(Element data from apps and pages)
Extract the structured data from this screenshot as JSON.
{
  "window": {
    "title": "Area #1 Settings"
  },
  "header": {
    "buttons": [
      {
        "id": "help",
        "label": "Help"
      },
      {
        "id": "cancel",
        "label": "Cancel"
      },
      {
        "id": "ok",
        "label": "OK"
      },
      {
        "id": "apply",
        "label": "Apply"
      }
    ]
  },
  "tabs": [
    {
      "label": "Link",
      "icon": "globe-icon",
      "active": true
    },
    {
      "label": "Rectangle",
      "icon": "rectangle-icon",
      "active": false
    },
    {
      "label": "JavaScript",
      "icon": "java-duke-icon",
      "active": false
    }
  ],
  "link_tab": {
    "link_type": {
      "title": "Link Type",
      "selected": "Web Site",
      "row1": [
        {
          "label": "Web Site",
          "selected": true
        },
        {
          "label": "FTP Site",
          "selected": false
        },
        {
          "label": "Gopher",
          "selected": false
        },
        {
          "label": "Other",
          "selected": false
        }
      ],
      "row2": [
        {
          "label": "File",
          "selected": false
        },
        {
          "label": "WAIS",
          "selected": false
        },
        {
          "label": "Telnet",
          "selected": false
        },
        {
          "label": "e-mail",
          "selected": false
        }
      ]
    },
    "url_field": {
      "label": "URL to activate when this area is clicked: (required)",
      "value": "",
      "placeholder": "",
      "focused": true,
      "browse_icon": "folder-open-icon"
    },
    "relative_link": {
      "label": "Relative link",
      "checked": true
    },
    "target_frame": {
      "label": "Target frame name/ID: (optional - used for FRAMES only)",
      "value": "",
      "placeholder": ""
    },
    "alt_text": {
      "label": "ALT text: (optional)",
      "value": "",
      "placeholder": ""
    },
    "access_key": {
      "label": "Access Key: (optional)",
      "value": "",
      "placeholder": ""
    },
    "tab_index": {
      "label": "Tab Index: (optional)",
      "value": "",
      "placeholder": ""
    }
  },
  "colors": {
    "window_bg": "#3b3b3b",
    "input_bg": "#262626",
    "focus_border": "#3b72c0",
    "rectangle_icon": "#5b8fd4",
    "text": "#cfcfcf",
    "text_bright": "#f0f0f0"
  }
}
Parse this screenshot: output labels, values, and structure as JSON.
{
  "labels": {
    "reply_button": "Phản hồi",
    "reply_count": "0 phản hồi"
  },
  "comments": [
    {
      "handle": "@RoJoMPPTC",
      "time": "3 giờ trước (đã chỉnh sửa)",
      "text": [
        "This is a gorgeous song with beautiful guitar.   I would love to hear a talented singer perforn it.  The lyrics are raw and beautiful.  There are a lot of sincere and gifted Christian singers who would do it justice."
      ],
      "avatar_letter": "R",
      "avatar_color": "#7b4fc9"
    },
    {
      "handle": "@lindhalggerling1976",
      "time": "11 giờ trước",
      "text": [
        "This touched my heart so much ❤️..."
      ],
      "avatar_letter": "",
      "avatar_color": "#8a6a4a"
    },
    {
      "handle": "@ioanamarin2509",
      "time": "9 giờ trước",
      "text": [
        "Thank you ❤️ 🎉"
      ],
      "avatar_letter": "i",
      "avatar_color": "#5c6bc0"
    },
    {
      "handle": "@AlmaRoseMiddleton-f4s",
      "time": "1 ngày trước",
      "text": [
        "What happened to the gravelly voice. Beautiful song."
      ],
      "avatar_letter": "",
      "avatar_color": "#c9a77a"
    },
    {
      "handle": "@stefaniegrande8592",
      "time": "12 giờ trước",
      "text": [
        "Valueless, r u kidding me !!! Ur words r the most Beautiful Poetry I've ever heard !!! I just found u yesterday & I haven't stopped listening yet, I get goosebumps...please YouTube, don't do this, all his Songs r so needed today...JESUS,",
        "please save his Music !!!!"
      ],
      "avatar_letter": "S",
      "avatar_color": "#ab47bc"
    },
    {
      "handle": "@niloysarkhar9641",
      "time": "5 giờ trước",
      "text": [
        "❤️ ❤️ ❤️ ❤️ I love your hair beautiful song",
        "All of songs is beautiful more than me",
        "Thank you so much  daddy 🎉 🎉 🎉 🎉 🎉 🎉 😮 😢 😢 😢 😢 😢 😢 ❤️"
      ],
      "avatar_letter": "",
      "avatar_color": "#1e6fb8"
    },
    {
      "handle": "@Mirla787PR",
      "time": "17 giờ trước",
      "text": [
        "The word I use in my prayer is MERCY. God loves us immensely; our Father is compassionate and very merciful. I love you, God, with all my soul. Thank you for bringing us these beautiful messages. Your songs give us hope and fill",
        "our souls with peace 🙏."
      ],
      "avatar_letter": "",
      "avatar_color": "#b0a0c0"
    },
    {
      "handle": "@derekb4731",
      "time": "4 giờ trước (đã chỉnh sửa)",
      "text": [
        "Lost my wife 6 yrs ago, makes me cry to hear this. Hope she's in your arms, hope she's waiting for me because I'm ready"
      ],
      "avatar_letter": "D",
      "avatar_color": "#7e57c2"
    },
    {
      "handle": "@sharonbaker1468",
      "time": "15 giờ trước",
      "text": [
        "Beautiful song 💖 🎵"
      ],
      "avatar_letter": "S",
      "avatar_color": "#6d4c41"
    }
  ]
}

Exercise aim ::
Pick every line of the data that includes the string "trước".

Task solution ::
      "time": "3 giờ trước (đã chỉnh sửa)",
      "time": "11 giờ trước",
      "time": "9 giờ trước",
      "time": "1 ngày trước",
      "time": "12 giờ trước",
      "time": "5 giờ trước",
      "time": "17 giờ trước",
      "time": "4 giờ trước (đã chỉnh sửa)",
      "time": "15 giờ trước",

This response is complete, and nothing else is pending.